columns EmpID, Salary, and Bonus rather than Employ, Salary, and Bonus.
In that case, you can perform a natural join of the COMPENSATION table with
the EMPLOYEE table. The traditional JOIN syntax would look like this:

SELECT E.*, C.Salary, C.Bonus
FROM EMPLOYEE E, COMPENSATION C
WHERE E.EmpID = C.EmpID ;

The inner join is so named to distinguish it from the outer join. An inner join
discards all rows from the result table that don’t have corresponding rows in
both source tables. An outer join preserves unmatched rows. That’s the difference.

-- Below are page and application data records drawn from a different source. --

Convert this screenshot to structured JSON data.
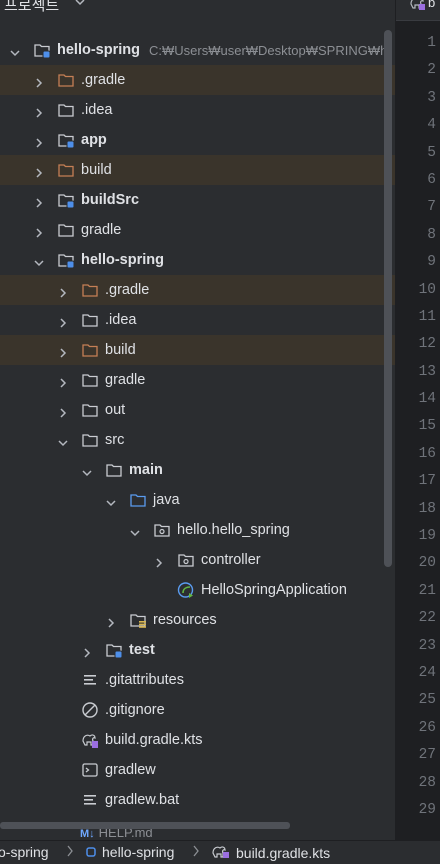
{
  "panel": {
    "title": "프로젝트"
  },
  "tree": {
    "root_label": "hello-spring",
    "root_path": "C:₩Users₩user₩Desktop₩SPRING₩h",
    "items": [
      {
        "label": "hello-spring",
        "depth": 0,
        "arrow": "down",
        "icon": "module-folder",
        "bold": true,
        "excluded": false
      },
      {
        "label": ".gradle",
        "depth": 1,
        "arrow": "right",
        "icon": "excluded-folder",
        "bold": false,
        "excluded": true
      },
      {
        "label": ".idea",
        "depth": 1,
        "arrow": "right",
        "icon": "folder",
        "bold": false,
        "excluded": false
      },
      {
        "label": "app",
        "depth": 1,
        "arrow": "right",
        "icon": "module-folder",
        "bold": true,
        "excluded": false
      },
      {
        "label": "build",
        "depth": 1,
        "arrow": "right",
        "icon": "excluded-folder",
        "bold": false,
        "excluded": true
      },
      {
        "label": "buildSrc",
        "depth": 1,
        "arrow": "right",
        "icon": "module-folder",
        "bold": true,
        "excluded": false
      },
      {
        "label": "gradle",
        "depth": 1,
        "arrow": "right",
        "icon": "folder",
        "bold": false,
        "excluded": false
      },
      {
        "label": "hello-spring",
        "depth": 1,
        "arrow": "down",
        "icon": "module-folder",
        "bold": true,
        "excluded": false
      },
      {
        "label": ".gradle",
        "depth": 2,
        "arrow": "right",
        "icon": "excluded-folder",
        "bold": false,
        "excluded": true
      },
      {
        "label": ".idea",
        "depth": 2,
        "arrow": "right",
        "icon": "folder",
        "bold": false,
        "excluded": false
      },
      {
        "label": "build",
        "depth": 2,
        "arrow": "right",
        "icon": "excluded-folder",
        "bold": false,
        "excluded": true
      },
      {
        "label": "gradle",
        "depth": 2,
        "arrow": "right",
        "icon": "folder",
        "bold": false,
        "excluded": false
      },
      {
        "label": "out",
        "depth": 2,
        "arrow": "right",
        "icon": "folder",
        "bold": false,
        "excluded": false
      },
      {
        "label": "src",
        "depth": 2,
        "arrow": "down",
        "icon": "folder",
        "bold": false,
        "excluded": false
      },
      {
        "label": "main",
        "depth": 3,
        "arrow": "down",
        "icon": "folder",
        "bold": true,
        "excluded": false
      },
      {
        "label": "java",
        "depth": 4,
        "arrow": "down",
        "icon": "source-folder",
        "bold": false,
        "excluded": false
      },
      {
        "label": "hello.hello_spring",
        "depth": 5,
        "arrow": "down",
        "icon": "package",
        "bold": false,
        "excluded": false
      },
      {
        "label": "controller",
        "depth": 6,
        "arrow": "right",
        "icon": "package",
        "bold": false,
        "excluded": false
      },
      {
        "label": "HelloSpringApplication",
        "depth": 6,
        "arrow": "none",
        "icon": "spring-class",
        "bold": false,
        "excluded": false
      },
      {
        "label": "resources",
        "depth": 4,
        "arrow": "right",
        "icon": "resources-folder",
        "bold": false,
        "excluded": false
      },
      {
        "label": "test",
        "depth": 3,
        "arrow": "right",
        "icon": "module-folder",
        "bold": true,
        "excluded": false
      },
      {
        "label": ".gitattributes",
        "depth": 2,
        "arrow": "none",
        "icon": "text-file",
        "bold": false,
        "excluded": false
      },
      {
        "label": ".gitignore",
        "depth": 2,
        "arrow": "none",
        "icon": "ignore-file",
        "bold": false,
        "excluded": false
      },
      {
        "label": "build.gradle.kts",
        "depth": 2,
        "arrow": "none",
        "icon": "gradle-file",
        "bold": false,
        "excluded": false
      },
      {
        "label": "gradlew",
        "depth": 2,
        "arrow": "none",
        "icon": "terminal-file",
        "bold": false,
        "excluded": false
      },
      {
        "label": "gradlew.bat",
        "depth": 2,
        "arrow": "none",
        "icon": "text-file",
        "bold": false,
        "excluded": false
      }
    ],
    "partial_item": {
      "badge": "M↓",
      "label": "HELP.md"
    }
  },
  "editor": {
    "tab_label": "b",
    "line_numbers": [
      "1",
      "2",
      "3",
      "4",
      "5",
      "6",
      "7",
      "8",
      "9",
      "10",
      "11",
      "12",
      "13",
      "14",
      "15",
      "16",
      "17",
      "18",
      "19",
      "20",
      "21",
      "22",
      "23",
      "24",
      "25",
      "26",
      "27",
      "28",
      "29"
    ]
  },
  "statusbar": {
    "crumbs": [
      "o-spring",
      "hello-spring",
      "build.gradle.kts"
    ]
  },
  "colors": {
    "panel_bg": "#2b2d30",
    "editor_bg": "#1e1f22",
    "excluded_row_bg": "#3a342b",
    "excluded_folder": "#c57f55",
    "module_dot": "#4e8fea",
    "text": "#dfe1e5",
    "muted": "#8c8f94"
  }
}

Outer join
When you’re joining two tables, the first one (call it the one on the left) may
have rows that don’t have matching counterparts in the second table (the one
on the right). Conversely, the table on the right may have rows that don’t have
matching counterparts in the table on the left. If you perform an inner join on
those tables, all the unmatched rows are excluded from the output. Outer joins,
however, don’t exclude the unmatched rows. Outer joins come in three types:
the left outer join, the right outer join, and the full outer join.

Left outer join
In a query that includes a join, the left table is the one that precedes the keyword
JOIN, and the right table is the one that follows it. The left outer join preserves
unmatched rows from the left table but discards unmatched rows
from the right table.

SELECT *
FROM LOCATION L LEFT OUTER JOIN DEPT D
ON (L.LocationID = D.LocationID)
LEFT OUTER JOIN EMPLOYEE E
ON (D.DeptID = E.DeptID);


This join pulls data from three tables. First, the LOCATION table is joined to the DEPT table. The resulting table is then joined to the EMPLOYEE table. Rows from the table on the left of the LEFT OUTER JOIN operator that have no corresponding row in the table on the right are included in the result. Thus, in the first join, all locations are included, even if no department associated with them exists. In the second join, all departments are included, even if no employee associated with them exists.

Right outer join
I bet you figured out how the right outer join behaves. Right! The right outer
join preserves unmatched rows from the right table but discards unmatched
rows from the left table. You can use it on the same tables and get the same
result by reversing the order in which you present tables to the join:

SELECT *
FROM EMPLOYEE E RIGHT OUTER JOIN DEPT D
ON (D.DeptID = E.DeptID)
RIGHT OUTER JOIN LOCATION L
ON (L.LocationID = D.LocationID) ;

In this formulation, the first join produces a table that contains all departments,
whether they have an associated employee or not. The second join produces a table that contains all locations, whether they have an associated department or not.

Full outer join
The full outer join combines the functions of the left outer join and the right
outer join. It retains the unmatched rows from both the left and the right tables. Consider the most general case of the company database used in the preceding examples. It could have Locations with no departments, Departments with no locations, Departments with no employees, Employees with no departments

To show all locations, departments, and employees, regardless of whether
they have corresponding rows in the other tables, use a full outer join in the
following form:

SELECT *
FROM LOCATION L FULL JOIN DEPT D
ON (L.LocationID = D.LocationID)
FULL JOIN EMPLOYEE E
ON (D.DeptID = E.DeptID) ;

Data Control Language Commands
The Data Control Language (DCL) has four commands: COMMIT, ROLLBACK,
GRANT, and REVOKE. These commands protect the database from harm, either
accidental or intentional.

Further readings;
1. Codd's 12 rules

2. Database_normalization